In the memoir Eat, Pray, Love, writer Elizabeth Gilbert gives up her entire way of life to spend a year traveling the world, finding spiritual enlightenment along the way. Julia Roberts, who plays Gilbert’s character in the movie version out this week, apparently found enlightenment of her own through the role, revealing that she has become a practicing Hindu.
As Joan Ball asks in a Guest Voices post, “Is it possible to live a life of deep, transformational faith without dropping everything and hitting the road?”
In your tradition, what is the aim of the spiritual journey?
We do religion all our lives and then we come to a place where we ask what it all means. What is religion? What does it matter? What do we believe, honestly? How is it different from what we have been taught? It is not a comfortable place to be, but entering the “dark night of the soul” causes us to take a journey we did not know we would take, and the aim is to find answers to questions that may or may not be readily available.
Doing religion is different than finding one’s spiritual core, one’s center. Growing up for example, I was taught that one does not question God. That posed a problem as there were plenty of things I noticed growing up that I did not understand and I wanted and needed answers.
I began a spiritual journey. I didn’t need to travel literally, but I did have to travel metaphorically. Finding God means, often, moving.
Faced with wondering about questioning God, I began to read the Bible for myself and noticed that the psalmists questioned God all the time. “Why are you afar off?” they asked? “My God, my God, why have you forsaken me?” The questions were clear and, as far as I could see, those who asked the questions had not been doomed and damned to hell. Rather, it seemed that their freedom to ask questions deepened their relationship with God. I began to ask questions; I entered just one phase of my spiritual journey.
The more we “do religion,” the more we stand to lose God. Religion and God seem to be polar opposites in so many cases. God is loving and inclusive; religion is judgmental and exclusive. God is merciful; religion is wont to show mercy. The disconnect between religion and God becomes bothersome, as a boil that will not burst, and the spiritual journey begins to make the pus stop accumulating, to make the boil burst of all of the religious toxins that have blocked us from God. We begin, or I began, to travel away from the source of the infection. Looking for God for me meant I no longer wanted to be infected with untruths that were passed off as Truth.
The journey is spontaneous and a little impulsive. Once we get to God, or think we do, what? Who is this God? No cleric, no priest or pastor can tell someone who God is. One has to find God in his or her own way. One has to go deep inside, become quiet, and listen for the “still, small voice” that is God. It is such a private journey, such a difficult journey, involving us trekking through a brutal wilderness made by human experiences.
I am United Church of Christ. I am also African American. Neither of those facts, however, have a thing to do with the aim of my spiritual journey.

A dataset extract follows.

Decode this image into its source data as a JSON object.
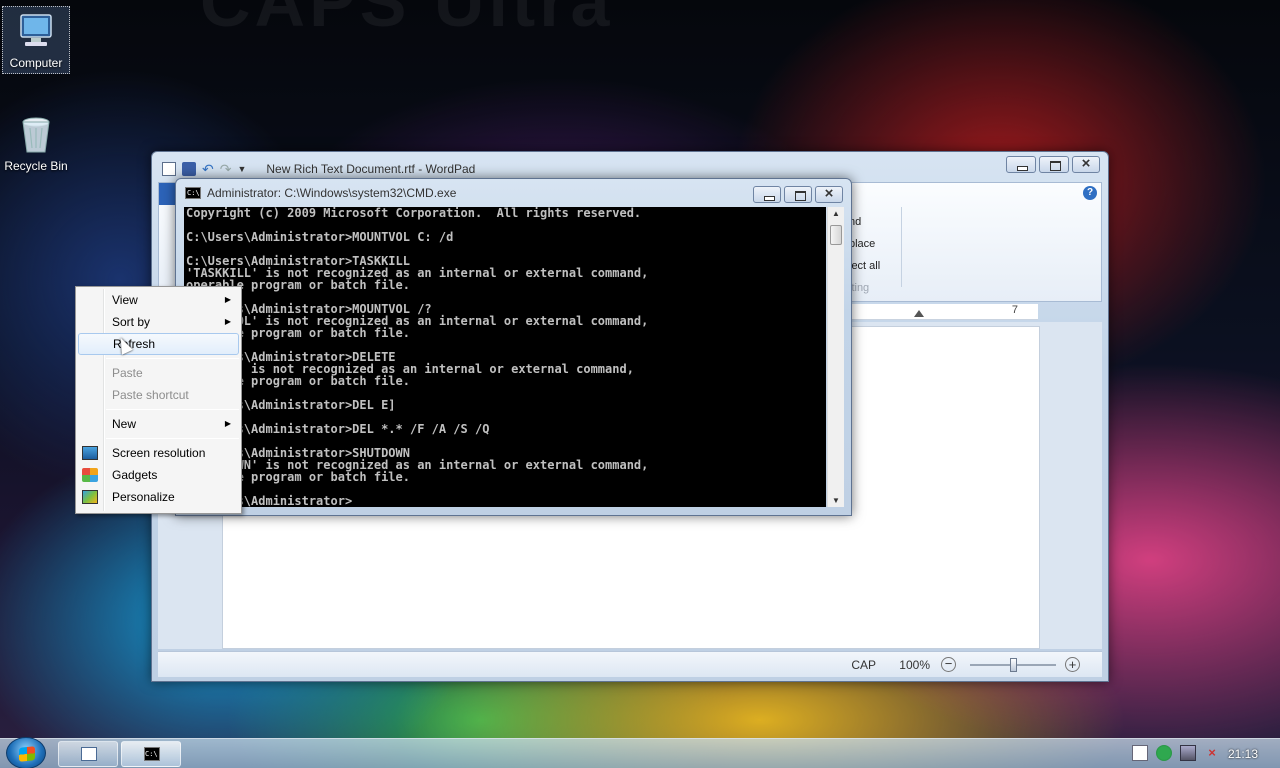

The aim of the journey I am on now is to find out who God made me to be, what God wants me to do. My journey has come in stages; I traverse a few miles, and then, exhausted, I have to stop and absorb what I have received. The aim, though, is to get through the wilderness made thick by life, by religion, and by the contradictions I have felt between what I think God to be and how God has been represented by religion and its dogma and doctrine.
I remember someone talking about “self actualization” and being concerned because the phrase seemed to leave God out. The aim of my spiritual journey is to get God front and center, and then to live my life with God in that position, not on the periphery and not hidden somewhere.
The goal is not to be “holy.” The goal is to be in alignment with this God whom I think we will forever try to understand.